Task goal
Could you show all lines in the entries below that contain the string "What"?

(Source material Opens)

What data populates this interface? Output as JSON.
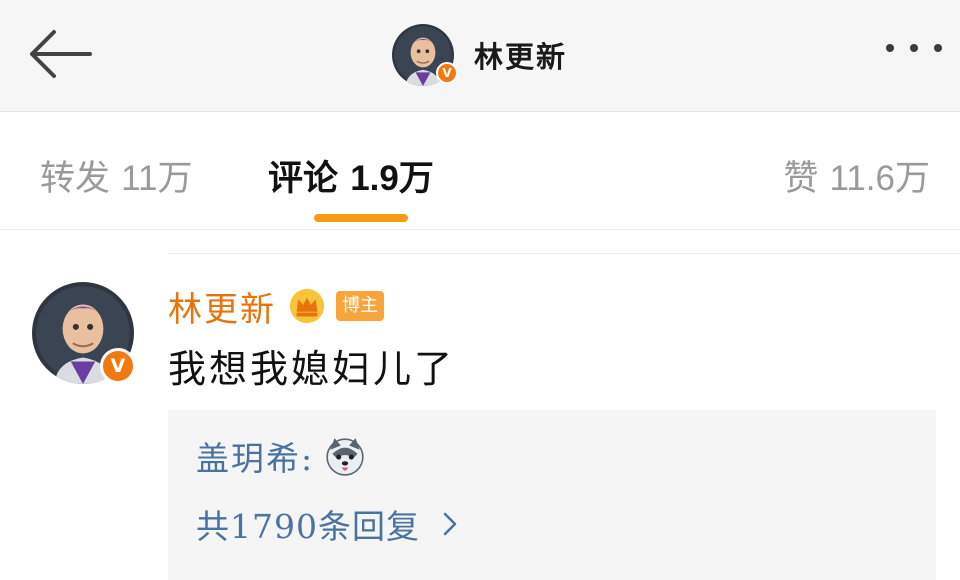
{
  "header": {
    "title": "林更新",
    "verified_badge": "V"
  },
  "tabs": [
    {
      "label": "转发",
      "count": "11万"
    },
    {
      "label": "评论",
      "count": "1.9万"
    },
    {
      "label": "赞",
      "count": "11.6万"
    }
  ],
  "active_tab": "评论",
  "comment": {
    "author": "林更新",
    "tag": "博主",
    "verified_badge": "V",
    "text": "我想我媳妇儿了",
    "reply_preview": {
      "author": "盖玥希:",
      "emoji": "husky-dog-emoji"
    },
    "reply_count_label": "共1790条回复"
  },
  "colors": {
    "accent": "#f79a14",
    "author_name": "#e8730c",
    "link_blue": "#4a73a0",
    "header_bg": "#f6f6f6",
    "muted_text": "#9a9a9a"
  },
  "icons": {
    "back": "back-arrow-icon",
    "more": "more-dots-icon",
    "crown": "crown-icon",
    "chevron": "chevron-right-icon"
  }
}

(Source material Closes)
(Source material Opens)

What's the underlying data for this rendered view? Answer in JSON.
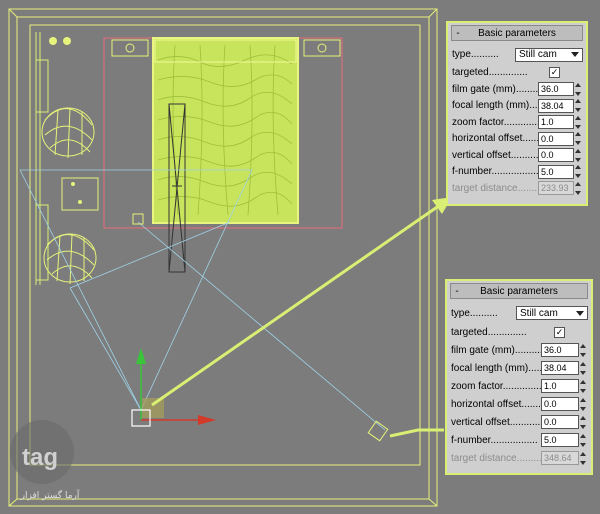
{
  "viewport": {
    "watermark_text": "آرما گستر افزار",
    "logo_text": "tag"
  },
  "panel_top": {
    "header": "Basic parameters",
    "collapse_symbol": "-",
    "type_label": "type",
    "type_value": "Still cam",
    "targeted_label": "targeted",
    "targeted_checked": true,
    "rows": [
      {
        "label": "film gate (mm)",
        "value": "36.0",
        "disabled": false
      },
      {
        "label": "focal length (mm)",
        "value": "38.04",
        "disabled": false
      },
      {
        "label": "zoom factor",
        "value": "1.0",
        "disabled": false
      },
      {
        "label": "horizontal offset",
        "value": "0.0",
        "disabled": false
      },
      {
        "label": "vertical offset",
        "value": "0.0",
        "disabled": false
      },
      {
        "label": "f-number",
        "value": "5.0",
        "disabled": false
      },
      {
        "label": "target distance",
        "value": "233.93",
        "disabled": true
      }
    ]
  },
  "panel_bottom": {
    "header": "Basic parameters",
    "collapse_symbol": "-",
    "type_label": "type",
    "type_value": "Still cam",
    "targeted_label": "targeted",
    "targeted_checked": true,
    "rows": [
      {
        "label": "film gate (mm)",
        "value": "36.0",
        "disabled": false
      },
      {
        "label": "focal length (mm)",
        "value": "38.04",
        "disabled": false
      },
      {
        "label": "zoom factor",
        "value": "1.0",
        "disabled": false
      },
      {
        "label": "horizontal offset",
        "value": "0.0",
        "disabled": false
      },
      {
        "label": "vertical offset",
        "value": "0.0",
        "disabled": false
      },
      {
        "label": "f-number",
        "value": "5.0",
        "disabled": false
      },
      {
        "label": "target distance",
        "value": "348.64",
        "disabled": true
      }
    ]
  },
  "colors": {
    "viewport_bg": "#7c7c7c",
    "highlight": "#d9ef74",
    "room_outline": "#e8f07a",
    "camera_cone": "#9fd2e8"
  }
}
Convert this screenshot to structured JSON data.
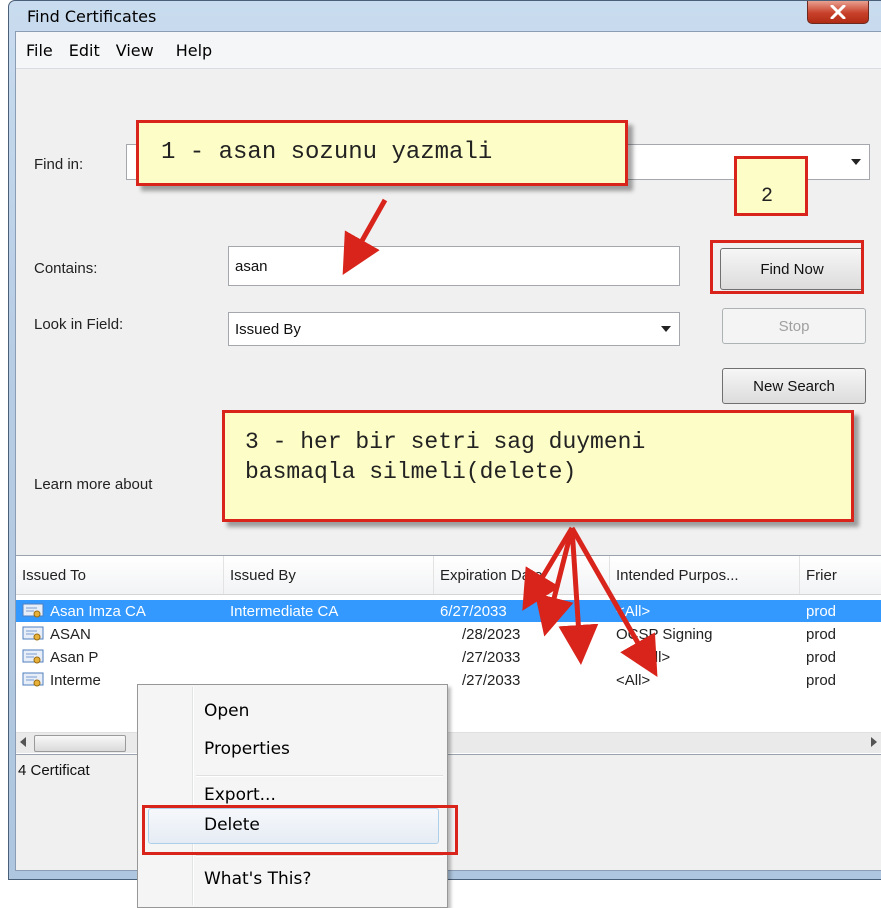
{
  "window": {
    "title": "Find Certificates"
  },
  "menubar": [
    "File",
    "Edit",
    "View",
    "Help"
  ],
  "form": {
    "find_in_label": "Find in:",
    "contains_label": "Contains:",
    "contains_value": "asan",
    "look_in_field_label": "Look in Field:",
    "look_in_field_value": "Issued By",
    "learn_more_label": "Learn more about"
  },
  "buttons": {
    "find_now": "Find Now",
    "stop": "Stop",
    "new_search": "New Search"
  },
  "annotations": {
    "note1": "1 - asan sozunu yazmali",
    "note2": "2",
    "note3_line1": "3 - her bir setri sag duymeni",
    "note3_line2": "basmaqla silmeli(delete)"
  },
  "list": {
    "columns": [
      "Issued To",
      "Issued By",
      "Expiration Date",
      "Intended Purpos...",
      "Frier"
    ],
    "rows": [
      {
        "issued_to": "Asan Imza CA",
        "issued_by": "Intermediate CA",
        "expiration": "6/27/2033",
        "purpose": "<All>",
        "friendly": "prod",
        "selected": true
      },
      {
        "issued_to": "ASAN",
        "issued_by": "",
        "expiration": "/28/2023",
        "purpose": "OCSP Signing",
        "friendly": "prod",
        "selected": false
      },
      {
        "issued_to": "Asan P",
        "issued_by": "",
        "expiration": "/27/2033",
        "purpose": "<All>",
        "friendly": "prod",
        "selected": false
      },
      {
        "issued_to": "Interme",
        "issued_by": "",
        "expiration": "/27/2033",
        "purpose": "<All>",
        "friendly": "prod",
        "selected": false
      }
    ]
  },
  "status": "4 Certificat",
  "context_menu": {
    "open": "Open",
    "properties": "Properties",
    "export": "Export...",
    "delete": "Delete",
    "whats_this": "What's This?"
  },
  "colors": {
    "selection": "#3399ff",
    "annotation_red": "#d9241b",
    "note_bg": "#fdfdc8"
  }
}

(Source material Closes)

Finished task
What data populates this interface? Output as JSON.
What's the underlying data for this rendered view? Answer in JSON.
    "whats_this": "What's This?"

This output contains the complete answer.